# [Goal of the exercise]
Please print each record that follows precisely as it appears.

# [Material for this exercise]

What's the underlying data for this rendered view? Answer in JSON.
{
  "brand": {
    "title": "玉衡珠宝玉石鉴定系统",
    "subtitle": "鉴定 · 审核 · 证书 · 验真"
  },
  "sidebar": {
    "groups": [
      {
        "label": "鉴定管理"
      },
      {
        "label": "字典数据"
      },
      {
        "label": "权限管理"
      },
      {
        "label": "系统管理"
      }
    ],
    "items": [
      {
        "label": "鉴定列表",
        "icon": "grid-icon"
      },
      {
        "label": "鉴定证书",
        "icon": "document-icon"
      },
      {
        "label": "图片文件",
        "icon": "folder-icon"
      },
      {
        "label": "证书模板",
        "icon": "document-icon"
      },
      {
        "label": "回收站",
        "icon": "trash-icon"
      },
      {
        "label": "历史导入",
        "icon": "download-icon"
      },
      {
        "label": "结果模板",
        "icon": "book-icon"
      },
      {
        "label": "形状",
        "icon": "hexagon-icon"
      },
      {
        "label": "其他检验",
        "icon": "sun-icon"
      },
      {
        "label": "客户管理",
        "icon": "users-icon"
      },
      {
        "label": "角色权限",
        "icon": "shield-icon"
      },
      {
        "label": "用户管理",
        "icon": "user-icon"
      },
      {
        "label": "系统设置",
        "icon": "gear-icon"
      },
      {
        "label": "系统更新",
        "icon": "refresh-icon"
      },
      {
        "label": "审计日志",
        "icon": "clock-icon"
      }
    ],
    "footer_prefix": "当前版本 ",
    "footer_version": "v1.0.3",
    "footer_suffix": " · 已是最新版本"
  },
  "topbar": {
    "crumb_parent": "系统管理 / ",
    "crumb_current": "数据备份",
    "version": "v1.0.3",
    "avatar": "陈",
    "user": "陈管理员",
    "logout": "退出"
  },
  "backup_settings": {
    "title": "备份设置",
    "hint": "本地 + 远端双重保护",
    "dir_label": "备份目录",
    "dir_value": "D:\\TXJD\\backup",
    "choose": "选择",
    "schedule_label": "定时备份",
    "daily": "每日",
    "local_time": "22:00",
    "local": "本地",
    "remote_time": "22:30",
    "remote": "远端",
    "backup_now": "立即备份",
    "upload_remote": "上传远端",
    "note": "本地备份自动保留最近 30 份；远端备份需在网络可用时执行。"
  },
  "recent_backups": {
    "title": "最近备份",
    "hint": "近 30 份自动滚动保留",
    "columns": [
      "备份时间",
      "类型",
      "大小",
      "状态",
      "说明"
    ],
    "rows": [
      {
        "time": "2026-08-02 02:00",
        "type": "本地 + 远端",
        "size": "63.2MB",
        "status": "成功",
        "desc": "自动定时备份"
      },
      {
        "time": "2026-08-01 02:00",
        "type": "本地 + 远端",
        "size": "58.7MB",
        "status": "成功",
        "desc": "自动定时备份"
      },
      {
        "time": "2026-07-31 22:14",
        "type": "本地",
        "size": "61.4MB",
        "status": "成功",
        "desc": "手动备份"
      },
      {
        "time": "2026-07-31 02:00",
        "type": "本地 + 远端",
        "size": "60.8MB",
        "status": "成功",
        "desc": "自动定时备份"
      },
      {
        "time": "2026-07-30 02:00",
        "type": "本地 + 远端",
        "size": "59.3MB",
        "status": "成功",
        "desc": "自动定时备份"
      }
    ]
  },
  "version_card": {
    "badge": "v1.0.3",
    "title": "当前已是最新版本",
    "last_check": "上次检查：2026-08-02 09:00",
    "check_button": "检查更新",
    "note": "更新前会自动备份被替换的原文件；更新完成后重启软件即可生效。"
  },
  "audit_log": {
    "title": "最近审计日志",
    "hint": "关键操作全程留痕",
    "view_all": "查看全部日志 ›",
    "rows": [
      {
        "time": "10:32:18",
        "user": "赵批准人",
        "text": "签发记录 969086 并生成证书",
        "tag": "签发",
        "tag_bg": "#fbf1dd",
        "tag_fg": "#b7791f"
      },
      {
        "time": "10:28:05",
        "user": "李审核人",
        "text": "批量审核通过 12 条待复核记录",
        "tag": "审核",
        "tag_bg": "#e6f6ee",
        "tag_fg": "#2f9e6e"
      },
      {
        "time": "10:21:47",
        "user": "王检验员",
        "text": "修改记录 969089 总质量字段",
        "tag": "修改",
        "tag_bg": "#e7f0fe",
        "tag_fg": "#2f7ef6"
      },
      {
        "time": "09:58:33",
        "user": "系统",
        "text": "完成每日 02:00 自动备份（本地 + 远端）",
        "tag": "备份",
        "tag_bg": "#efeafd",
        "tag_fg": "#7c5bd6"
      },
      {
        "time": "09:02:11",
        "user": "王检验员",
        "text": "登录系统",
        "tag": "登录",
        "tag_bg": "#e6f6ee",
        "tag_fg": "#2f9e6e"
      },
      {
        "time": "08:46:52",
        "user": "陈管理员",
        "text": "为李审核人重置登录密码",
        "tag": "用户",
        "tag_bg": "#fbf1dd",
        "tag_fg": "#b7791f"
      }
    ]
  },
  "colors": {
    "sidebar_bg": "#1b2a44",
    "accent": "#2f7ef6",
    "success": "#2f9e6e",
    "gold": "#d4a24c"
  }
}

# [Reply]
What's the underlying data for this rendered view? Answer in JSON.
{
  "brand": {
    "title": "玉衡珠宝玉石鉴定系统",
    "subtitle": "鉴定 · 审核 · 证书 · 验真"
  },
  "sidebar": {
    "groups": [
      {
        "label": "鉴定管理"
      },
      {
        "label": "字典数据"
      },
      {
        "label": "权限管理"
      },
      {
        "label": "系统管理"
      }
    ],
    "items": [
      {
        "label": "鉴定列表",
        "icon": "grid-icon"
      },
      {
        "label": "鉴定证书",
        "icon": "document-icon"
      },
      {
        "label": "图片文件",
        "icon": "folder-icon"
      },
      {
        "label": "证书模板",
        "icon": "document-icon"
      },
      {
        "label": "回收站",
        "icon": "trash-icon"
      },
      {
        "label": "历史导入",
        "icon": "download-icon"
      },
      {
        "label": "结果模板",
        "icon": "book-icon"
      },
      {
        "label": "形状",
        "icon": "hexagon-icon"
      },
      {
        "label": "其他检验",
        "icon": "sun-icon"
      },
      {
        "label": "客户管理",
        "icon": "users-icon"
      },
      {
        "label": "角色权限",
        "icon": "shield-icon"
      },
      {
        "label": "用户管理",
        "icon": "user-icon"
      },
      {
        "label": "系统设置",
        "icon": "gear-icon"
      },
      {
        "label": "系统更新",
        "icon": "refresh-icon"
      },
      {
        "label": "审计日志",
        "icon": "clock-icon"
      }
    ],
    "footer_prefix": "当前版本 ",
    "footer_version": "v1.0.3",
    "footer_suffix": " · 已是最新版本"
  },
  "topbar": {
    "crumb_parent": "系统管理 / ",
    "crumb_current": "数据备份",
    "version": "v1.0.3",
    "avatar": "陈",
    "user": "陈管理员",
    "logout": "退出"
  },
  "backup_settings": {
    "title": "备份设置",
    "hint": "本地 + 远端双重保护",
    "dir_label": "备份目录",
    "dir_value": "D:\\TXJD\\backup",
    "choose": "选择",
    "schedule_label": "定时备份",
    "daily": "每日",
    "local_time": "22:00",
    "local": "本地",
    "remote_time": "22:30",
    "remote": "远端",
    "backup_now": "立即备份",
    "upload_remote": "上传远端",
    "note": "本地备份自动保留最近 30 份；远端备份需在网络可用时执行。"
  },
  "recent_backups": {
    "title": "最近备份",
    "hint": "近 30 份自动滚动保留",
    "columns": [
      "备份时间",
      "类型",
      "大小",
      "状态",
      "说明"
    ],
    "rows": [
      {
        "time": "2026-08-02 02:00",
        "type": "本地 + 远端",
        "size": "63.2MB",
        "status": "成功",
        "desc": "自动定时备份"
      },
      {
        "time": "2026-08-01 02:00",
        "type": "本地 + 远端",
        "size": "58.7MB",
        "status": "成功",
        "desc": "自动定时备份"
      },
      {
        "time": "2026-07-31 22:14",
        "type": "本地",
        "size": "61.4MB",
        "status": "成功",
        "desc": "手动备份"
      },
      {
        "time": "2026-07-31 02:00",
        "type": "本地 + 远端",
        "size": "60.8MB",
        "status": "成功",
        "desc": "自动定时备份"
      },
      {
        "time": "2026-07-30 02:00",
        "type": "本地 + 远端",
        "size": "59.3MB",
        "status": "成功",
        "desc": "自动定时备份"
      }
    ]
  },
  "version_card": {
    "badge": "v1.0.3",
    "title": "当前已是最新版本",
    "last_check": "上次检查：2026-08-02 09:00",
    "check_button": "检查更新",
    "note": "更新前会自动备份被替换的原文件；更新完成后重启软件即可生效。"
  },
  "audit_log": {
    "title": "最近审计日志",
    "hint": "关键操作全程留痕",
    "view_all": "查看全部日志 ›",
    "rows": [
      {
        "time": "10:32:18",
        "user": "赵批准人",
        "text": "签发记录 969086 并生成证书",
        "tag": "签发",
        "tag_bg": "#fbf1dd",
        "tag_fg": "#b7791f"
      },
      {
        "time": "10:28:05",
        "user": "李审核人",
        "text": "批量审核通过 12 条待复核记录",
        "tag": "审核",
        "tag_bg": "#e6f6ee",
        "tag_fg": "#2f9e6e"
      },
      {
        "time": "10:21:47",
        "user": "王检验员",
        "text": "修改记录 969089 总质量字段",
        "tag": "修改",
        "tag_bg": "#e7f0fe",
        "tag_fg": "#2f7ef6"
      },
      {
        "time": "09:58:33",
        "user": "系统",
        "text": "完成每日 02:00 自动备份（本地 + 远端）",
        "tag": "备份",
        "tag_bg": "#efeafd",
        "tag_fg": "#7c5bd6"
      },
      {
        "time": "09:02:11",
        "user": "王检验员",
        "text": "登录系统",
        "tag": "登录",
        "tag_bg": "#e6f6ee",
        "tag_fg": "#2f9e6e"
      },
      {
        "time": "08:46:52",
        "user": "陈管理员",
        "text": "为李审核人重置登录密码",
        "tag": "用户",
        "tag_bg": "#fbf1dd",
        "tag_fg": "#b7791f"
      }
    ]
  },
  "colors": {
    "sidebar_bg": "#1b2a44",
    "accent": "#2f7ef6",
    "success": "#2f9e6e",
    "gold": "#d4a24c"
  }
}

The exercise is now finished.